The other day I tweeted, tongue in cheek, of some things I was thankful for: electronic devices that obviate the need for decent penmanship, wool socks, a husband who can do math in his head, sour cream.
The sour cream is what started it. I had just licked a large glob of sour cream off of a spoon as I was cleaning up after dinner, and I was feeling so thankful sour cream is not something diabetics are asked to give up.
So, while it may seem I’m being a smart-ass, my heart is filled with gratitude lately, even for little things like dairy products.
As I write this on Wednesday evening, I’m sitting by a warm fire with my daughter on my lap, my husband relaxing nearby. The bills are paid, my fridge is crammed full of food for the day’s feast. It’s beautiful.
No life is untouched by struggles and misfortune. Should I stumble upon a magic lamp, I could easily come up with three wishes, mainly involving the health and well being of loved ones.

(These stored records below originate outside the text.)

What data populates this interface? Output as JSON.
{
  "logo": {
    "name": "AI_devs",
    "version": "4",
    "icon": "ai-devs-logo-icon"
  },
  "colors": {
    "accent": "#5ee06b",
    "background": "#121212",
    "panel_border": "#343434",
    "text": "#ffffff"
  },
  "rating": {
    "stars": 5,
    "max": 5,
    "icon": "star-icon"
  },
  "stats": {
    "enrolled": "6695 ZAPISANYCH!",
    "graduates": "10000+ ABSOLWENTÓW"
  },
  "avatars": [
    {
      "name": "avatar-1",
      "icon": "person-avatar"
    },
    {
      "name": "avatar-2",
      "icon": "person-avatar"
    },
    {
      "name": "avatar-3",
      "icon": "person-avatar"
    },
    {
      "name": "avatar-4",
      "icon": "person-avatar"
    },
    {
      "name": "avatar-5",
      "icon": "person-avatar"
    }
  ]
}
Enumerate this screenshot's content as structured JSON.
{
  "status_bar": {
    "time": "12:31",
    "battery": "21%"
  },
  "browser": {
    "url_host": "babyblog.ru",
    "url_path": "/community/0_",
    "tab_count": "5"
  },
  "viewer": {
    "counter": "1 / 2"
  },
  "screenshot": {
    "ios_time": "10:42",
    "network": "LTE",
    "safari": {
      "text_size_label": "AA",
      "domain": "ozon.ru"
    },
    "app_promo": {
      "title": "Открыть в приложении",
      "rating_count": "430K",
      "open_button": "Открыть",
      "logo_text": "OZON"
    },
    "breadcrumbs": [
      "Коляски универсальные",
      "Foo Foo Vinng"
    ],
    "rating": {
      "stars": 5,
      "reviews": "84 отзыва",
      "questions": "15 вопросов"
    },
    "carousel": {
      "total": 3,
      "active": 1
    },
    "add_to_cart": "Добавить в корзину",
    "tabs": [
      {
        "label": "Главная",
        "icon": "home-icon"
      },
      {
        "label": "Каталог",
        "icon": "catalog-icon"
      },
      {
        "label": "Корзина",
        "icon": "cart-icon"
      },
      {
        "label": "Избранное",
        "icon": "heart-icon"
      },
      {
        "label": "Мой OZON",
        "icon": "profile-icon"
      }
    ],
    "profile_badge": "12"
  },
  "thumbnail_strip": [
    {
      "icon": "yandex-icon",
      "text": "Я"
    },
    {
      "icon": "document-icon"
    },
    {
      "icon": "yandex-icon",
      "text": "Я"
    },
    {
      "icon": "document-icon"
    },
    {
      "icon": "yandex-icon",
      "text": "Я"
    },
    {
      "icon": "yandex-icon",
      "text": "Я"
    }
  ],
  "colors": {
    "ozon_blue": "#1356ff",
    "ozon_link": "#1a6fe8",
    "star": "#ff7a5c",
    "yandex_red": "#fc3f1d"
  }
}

But, by and large, I have the sense I am in midst of what could very well be the happiest and most productive time of my life. My cup runneth over — emotionally, materially, people don’t get much luckier. And I’m oh so thankful.
Wishing you and yours a safe and happy Thanksgiving. Thank you so much for reading.

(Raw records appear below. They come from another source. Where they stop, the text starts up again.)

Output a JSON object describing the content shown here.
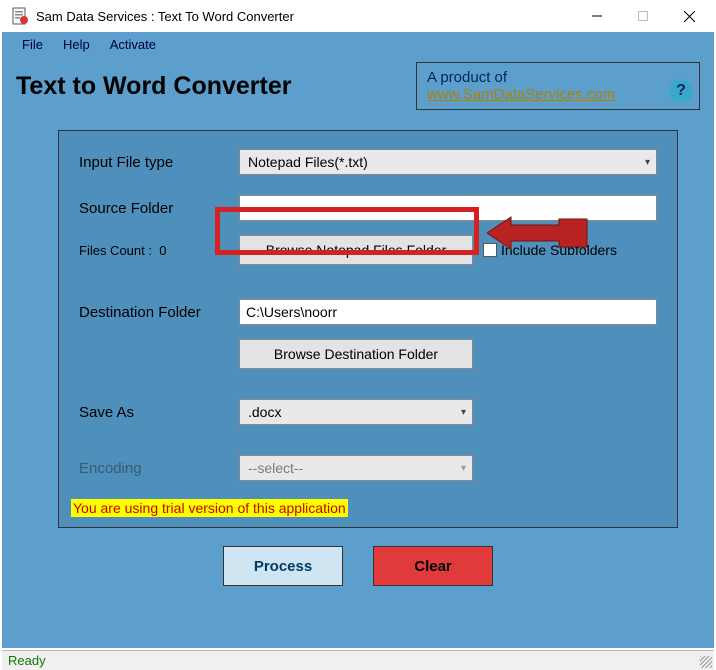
{
  "window": {
    "title": "Sam Data Services : Text To Word Converter"
  },
  "menubar": {
    "file": "File",
    "help": "Help",
    "activate": "Activate"
  },
  "header": {
    "app_title": "Text to Word Converter",
    "product_label": "A product of",
    "product_link": "www.SamDataServices.com",
    "help_glyph": "?"
  },
  "form": {
    "input_file_type_label": "Input File type",
    "input_file_type_value": "Notepad Files(*.txt)",
    "source_folder_label": "Source Folder",
    "source_folder_value": "",
    "files_count_label": "Files Count :",
    "files_count_value": "0",
    "browse_source_label": "Browse Notepad Files Folder",
    "include_subfolders_label": "Include Subfolders",
    "destination_folder_label": "Destination Folder",
    "destination_folder_value": "C:\\Users\\noorr",
    "browse_dest_label": "Browse Destination Folder",
    "save_as_label": "Save As",
    "save_as_value": ".docx",
    "encoding_label": "Encoding",
    "encoding_value": "--select--",
    "trial_message": "You are using trial version of this application"
  },
  "actions": {
    "process": "Process",
    "clear": "Clear"
  },
  "status": {
    "text": "Ready"
  }
}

My husband’s parents are in town. (Hi Larry & Deb!) They live in Minnesota, we live in Oregon. If chewing off their own feet would mean they could see Nora more often, they would do it.

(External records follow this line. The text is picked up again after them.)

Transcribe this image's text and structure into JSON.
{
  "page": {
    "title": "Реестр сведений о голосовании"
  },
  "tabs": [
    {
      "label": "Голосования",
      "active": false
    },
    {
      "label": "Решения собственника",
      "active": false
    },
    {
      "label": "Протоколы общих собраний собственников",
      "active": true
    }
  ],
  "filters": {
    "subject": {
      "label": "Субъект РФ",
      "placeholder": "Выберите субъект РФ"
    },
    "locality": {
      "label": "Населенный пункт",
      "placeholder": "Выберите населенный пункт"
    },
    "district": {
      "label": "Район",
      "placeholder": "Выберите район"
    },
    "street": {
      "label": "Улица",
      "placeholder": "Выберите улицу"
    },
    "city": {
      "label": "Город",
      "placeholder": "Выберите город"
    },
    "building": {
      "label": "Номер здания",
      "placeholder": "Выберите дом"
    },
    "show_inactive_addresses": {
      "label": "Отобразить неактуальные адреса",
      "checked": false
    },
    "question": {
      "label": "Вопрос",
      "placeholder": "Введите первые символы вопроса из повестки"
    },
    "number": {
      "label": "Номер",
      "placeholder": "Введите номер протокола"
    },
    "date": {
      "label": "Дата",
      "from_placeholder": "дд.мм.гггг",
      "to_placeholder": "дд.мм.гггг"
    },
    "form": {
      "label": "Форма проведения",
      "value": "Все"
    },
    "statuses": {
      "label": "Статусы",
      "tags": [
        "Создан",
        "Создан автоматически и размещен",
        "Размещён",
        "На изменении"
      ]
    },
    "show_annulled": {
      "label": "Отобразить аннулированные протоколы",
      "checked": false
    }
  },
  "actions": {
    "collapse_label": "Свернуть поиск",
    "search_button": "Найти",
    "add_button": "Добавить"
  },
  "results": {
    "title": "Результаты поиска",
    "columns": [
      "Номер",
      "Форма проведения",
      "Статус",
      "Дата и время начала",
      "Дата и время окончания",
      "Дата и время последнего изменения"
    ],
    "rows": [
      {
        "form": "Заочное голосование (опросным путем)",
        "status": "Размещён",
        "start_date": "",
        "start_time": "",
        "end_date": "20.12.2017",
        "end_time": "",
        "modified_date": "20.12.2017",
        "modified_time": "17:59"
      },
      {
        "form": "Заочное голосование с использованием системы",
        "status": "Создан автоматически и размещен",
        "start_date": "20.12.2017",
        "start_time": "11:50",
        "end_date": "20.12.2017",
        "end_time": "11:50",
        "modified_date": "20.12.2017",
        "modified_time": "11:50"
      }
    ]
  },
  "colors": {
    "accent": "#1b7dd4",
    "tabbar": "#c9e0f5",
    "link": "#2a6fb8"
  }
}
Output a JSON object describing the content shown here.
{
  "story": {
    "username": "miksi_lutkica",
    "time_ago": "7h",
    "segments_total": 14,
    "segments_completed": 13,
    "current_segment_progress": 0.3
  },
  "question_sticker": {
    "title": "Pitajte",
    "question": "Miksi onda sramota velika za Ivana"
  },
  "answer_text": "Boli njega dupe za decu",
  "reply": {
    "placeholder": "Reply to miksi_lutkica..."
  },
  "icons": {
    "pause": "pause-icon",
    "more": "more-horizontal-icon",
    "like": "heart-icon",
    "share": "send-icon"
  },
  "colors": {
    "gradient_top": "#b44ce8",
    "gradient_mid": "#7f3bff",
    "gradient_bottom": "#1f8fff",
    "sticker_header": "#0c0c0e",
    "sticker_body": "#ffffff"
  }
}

So far this week, they have read books, built towers, petted chickens, listened to every song in Nora’s repetoire, gone to the children’s museum and the swimming pool and snapped hundreds of photos — wearing blissed out expressions the entire time.
The extreme admiration is mutual. Nora keeps running up and grabbing Deb’s legs, then looking up and saying, “I like you, Grandma.” She climbs all over her Papa.
I can almost imagination what they must suffer being so far away from their only grandchild. My beautiful nephew lives very far from me, but it’s not really comparable, because I have Nora to snuggle and tend to — it doesn’t leave much time for longing.
As of this month, both my in-laws are now retired. That will leave a lot of time for longing. Perhaps I should get them a puppy?
Last night at dinner, Nora made a representation of our family in asparagus. There were two tall pieces for Ben and me, and a half-eaten one for her. She held the little family up for me to see.
“This is us! This is daddy, and this is you and –” the smallest spear slipped from her hand and onto the floor.
“I want that!” she cried! “I want me!”
I swooped in and plucked Asparagus Nora off the floor just as our dog, Hoover, was moving in to eat her. Strangely, I felt heroic.
Seeing our family in everyday objects is one of Nora’s favorite pastimes. We are toothpicks, candles, pieces of cheese.
Nora sees herself as a character in every book and makes me replace the character’s name with hers. If she tells me she is Swiper Fox, I must read the story using her name in place of his — and she calls me on my every slip of personal pronoun. She is also fond of flipping story lines. When Sophie Gets Angry, Really, Really Angry becomes When Sophie Gets Happy, Really, Really Happy. At the end of the story, when Sophie returns home, instead of the house being warm and smelling good, I must say, “the house was cold and stinky.”
I realized that she is having great fun figuring out her place in the world and then trying to flip that world on its ear. I’m hoping she puts this tactic to good use as she grows older. Or I’m in big trouble.